Around with Edward
By Kevin Egan
Kevin Egan is the new editor of Our Corgi World, the Welsh Corgi League's Newsletter, assisted by his Pembroke Corgi Edward. The following story is from their first issue, Summer 2014, and is reproduced with kind permission by the author.
Edward is a 3½ year old red and white Welsh Pembroke dog. Most importantly, he is our dog at home - or rather, it is his residence now, we are his people and he makes sure that we walk him and feed him on time - them's the rules!
Our day starts at 07.30 for the walk up to the local park in Finchley. He has some playmates that he enjoys to run with and his favourite is a white retriever called Charmer. When they meet they adopt stances similar to a couple of gunslingers about ten yards apart in a cowboy western. The retriever stands motionless trying to look nonchalant; whilst Edward crouches slightly in the way that lions do whilst hunting for prey on those wildlife documentaries. They both eye each other up for a few seconds until the retriever usually makes the first move by rushing past Edward - who then bursts into action like a small rapid ginger torpedo in pursuit of his quarry, sometimes catching him with a head butt to the ribs, but mostly missing by a fraction. They love it!

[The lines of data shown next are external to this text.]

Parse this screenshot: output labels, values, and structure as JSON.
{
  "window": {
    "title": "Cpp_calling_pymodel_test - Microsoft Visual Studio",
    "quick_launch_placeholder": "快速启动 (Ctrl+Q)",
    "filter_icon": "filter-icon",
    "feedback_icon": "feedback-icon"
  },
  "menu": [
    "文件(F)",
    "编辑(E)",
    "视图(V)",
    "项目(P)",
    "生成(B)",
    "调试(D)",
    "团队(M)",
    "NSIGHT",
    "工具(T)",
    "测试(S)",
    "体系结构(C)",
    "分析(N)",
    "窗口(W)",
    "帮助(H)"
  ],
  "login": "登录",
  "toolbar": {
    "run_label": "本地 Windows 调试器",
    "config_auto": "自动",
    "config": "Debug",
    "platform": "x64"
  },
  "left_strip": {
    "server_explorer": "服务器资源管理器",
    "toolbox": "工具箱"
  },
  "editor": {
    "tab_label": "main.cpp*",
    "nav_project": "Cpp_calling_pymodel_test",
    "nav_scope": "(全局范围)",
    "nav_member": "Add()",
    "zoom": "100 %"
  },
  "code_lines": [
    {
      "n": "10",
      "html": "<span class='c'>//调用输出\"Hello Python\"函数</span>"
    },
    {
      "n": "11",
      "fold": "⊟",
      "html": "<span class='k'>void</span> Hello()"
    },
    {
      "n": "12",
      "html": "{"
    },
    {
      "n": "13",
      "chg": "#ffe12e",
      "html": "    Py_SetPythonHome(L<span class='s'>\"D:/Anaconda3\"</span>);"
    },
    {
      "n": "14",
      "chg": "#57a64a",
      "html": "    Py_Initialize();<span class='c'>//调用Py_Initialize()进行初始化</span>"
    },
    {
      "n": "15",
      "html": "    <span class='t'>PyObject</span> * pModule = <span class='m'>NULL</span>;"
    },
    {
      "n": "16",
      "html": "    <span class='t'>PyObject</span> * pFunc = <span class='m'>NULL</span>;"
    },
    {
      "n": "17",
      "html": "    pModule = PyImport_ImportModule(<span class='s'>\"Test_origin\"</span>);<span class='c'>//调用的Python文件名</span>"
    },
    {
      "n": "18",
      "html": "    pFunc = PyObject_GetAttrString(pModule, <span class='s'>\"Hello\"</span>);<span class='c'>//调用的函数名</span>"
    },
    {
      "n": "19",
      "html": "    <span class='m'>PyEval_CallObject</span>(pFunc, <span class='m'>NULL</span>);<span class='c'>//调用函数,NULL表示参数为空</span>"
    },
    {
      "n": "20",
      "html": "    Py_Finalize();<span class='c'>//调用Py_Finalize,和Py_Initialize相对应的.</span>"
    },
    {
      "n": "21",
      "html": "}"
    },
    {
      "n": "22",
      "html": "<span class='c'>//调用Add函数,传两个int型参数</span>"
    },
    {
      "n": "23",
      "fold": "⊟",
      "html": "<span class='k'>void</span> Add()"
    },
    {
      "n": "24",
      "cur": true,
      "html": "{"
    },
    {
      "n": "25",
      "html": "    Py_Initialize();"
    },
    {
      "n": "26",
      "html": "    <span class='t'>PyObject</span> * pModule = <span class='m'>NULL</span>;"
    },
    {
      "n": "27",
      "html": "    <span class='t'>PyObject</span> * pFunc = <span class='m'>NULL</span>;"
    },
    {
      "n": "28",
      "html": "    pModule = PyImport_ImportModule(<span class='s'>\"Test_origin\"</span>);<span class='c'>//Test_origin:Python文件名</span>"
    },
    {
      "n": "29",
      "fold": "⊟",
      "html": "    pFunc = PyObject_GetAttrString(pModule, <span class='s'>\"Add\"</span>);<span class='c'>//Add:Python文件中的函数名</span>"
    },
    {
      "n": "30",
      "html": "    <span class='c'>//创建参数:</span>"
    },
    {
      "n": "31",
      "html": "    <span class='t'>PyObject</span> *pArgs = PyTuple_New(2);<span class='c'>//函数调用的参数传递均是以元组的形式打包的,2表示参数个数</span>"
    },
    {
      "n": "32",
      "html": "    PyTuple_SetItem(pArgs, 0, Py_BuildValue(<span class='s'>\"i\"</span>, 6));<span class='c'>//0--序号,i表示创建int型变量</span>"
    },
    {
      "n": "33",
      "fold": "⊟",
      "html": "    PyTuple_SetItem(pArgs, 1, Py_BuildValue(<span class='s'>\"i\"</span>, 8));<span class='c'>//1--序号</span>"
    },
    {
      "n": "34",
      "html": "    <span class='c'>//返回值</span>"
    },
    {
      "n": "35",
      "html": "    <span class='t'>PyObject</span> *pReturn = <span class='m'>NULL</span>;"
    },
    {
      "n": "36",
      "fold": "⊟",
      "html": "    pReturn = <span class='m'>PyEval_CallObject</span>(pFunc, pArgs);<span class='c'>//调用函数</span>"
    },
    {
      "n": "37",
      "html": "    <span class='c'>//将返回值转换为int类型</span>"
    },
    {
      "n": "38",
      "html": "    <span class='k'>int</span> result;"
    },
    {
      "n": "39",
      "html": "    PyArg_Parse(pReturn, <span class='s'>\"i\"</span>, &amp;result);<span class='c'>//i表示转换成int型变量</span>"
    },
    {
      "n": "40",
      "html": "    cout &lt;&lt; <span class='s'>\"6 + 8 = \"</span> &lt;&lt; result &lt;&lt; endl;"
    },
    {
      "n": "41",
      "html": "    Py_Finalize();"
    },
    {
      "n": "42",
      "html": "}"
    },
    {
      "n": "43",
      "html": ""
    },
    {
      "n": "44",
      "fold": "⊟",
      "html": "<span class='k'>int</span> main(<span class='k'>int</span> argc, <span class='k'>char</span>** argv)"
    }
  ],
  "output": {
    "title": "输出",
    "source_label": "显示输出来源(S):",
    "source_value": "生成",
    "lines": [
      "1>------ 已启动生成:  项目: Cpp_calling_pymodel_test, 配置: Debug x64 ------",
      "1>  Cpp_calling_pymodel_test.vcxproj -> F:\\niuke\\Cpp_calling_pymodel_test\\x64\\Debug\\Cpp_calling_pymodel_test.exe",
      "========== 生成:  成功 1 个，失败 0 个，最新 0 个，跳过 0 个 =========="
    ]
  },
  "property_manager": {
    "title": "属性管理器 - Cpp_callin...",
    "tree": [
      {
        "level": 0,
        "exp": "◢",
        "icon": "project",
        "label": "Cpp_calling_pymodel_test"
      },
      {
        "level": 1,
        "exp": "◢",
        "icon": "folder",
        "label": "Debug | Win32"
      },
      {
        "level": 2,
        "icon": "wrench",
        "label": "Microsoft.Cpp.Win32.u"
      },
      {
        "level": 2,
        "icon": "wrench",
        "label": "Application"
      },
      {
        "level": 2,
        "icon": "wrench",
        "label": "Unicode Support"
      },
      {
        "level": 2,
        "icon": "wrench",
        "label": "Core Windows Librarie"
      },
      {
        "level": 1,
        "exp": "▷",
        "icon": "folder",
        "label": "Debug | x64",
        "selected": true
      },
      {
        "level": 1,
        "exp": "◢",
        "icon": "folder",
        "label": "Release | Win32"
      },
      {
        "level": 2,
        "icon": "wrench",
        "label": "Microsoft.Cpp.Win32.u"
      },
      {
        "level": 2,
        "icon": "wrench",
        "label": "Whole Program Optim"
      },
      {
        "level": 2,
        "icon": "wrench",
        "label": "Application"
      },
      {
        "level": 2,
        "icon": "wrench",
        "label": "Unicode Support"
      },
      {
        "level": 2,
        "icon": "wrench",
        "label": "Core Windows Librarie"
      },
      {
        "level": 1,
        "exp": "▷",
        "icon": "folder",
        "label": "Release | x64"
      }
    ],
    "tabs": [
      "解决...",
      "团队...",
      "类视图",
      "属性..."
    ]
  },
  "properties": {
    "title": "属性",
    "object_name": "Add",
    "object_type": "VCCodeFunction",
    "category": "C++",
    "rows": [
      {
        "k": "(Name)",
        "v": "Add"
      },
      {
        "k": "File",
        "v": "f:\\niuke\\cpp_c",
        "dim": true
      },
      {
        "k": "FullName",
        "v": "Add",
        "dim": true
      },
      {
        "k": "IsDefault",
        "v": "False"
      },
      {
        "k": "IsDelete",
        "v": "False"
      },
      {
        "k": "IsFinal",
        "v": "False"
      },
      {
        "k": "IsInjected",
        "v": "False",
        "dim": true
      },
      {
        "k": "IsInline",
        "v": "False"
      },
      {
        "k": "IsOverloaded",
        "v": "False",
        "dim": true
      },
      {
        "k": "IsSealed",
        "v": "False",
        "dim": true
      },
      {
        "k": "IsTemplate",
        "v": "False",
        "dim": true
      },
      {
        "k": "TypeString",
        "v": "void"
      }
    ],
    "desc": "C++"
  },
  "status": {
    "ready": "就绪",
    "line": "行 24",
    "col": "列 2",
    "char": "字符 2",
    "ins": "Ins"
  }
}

In March we travelled up to central London on the Underground and he is now an accomplished user. He's still fascinated by the carriage doors opening and closing and quite happy and comfortable for me to carry him on the escalator. That's when the admiring glances and slowly opening mouths of passengers coming towards us really make me smile. His star turn that day was when we walked past the London Eye. A school party of teenagers were posing for a group photo in front of the Eye with their teacher trying to get them all in shot. One by one, the kids started looking, giggling and pointing at Edward, so much so that the teacher gave up. I asked them all if they wanted Edward to sit with them at the front of their photo instead ... there was then a stampede in a split second for the best position next to him!
Teacher was then amazed how suddenly photogenic and orderly her little devils had become, just to be in the new picture arrangement. All manner of smart phones with cameras appeared from amongst the pupils - plus a load more from the other tourists passing by who were actually forming a queue to have a look. After the mass photo-shoot and complete congestion and mayhem along the Thameside footpath, the entire school party cheered excitedly and waved as Edward and I departed across Westminster Bridge.
Maybe I should get him an Equity Card for street performances?
The intelligence of the Welsh Pembroke Corgi is well known by all those privileged to own one because they're not just bright, they're clever. In fact, if I had my time over, I would rather Edward to have been a work mate instead of some of the daft human clots I ended up having to spend eight hours a day with! On one recent walk, I paused to greet another dog walker for a circuit of the local park. Without turning round to look, I instructed Edward with ..."this way"... and continued along the familiar route, discussing England's chances of avoiding yet another complete cricketing catastrophe in the Test Match against Australia - like you do! In this particular park, the round trip is about five or six minutes. When we arrived back at our original meeting point, the other chap said cheerio and added ..."neat bit of obedience training there you know, your lad stayed put the whole way round"...
What the other bloke didn't know was that Edward has developed his own terms and conditions for walking engagements. This means he occasionally sits it out for a bit, particularly if it starts to rain, whilst I carry on talking to myself like a halfwit some way ahead of him. Well, at least all the other people in the park seem to have got used to it by now!...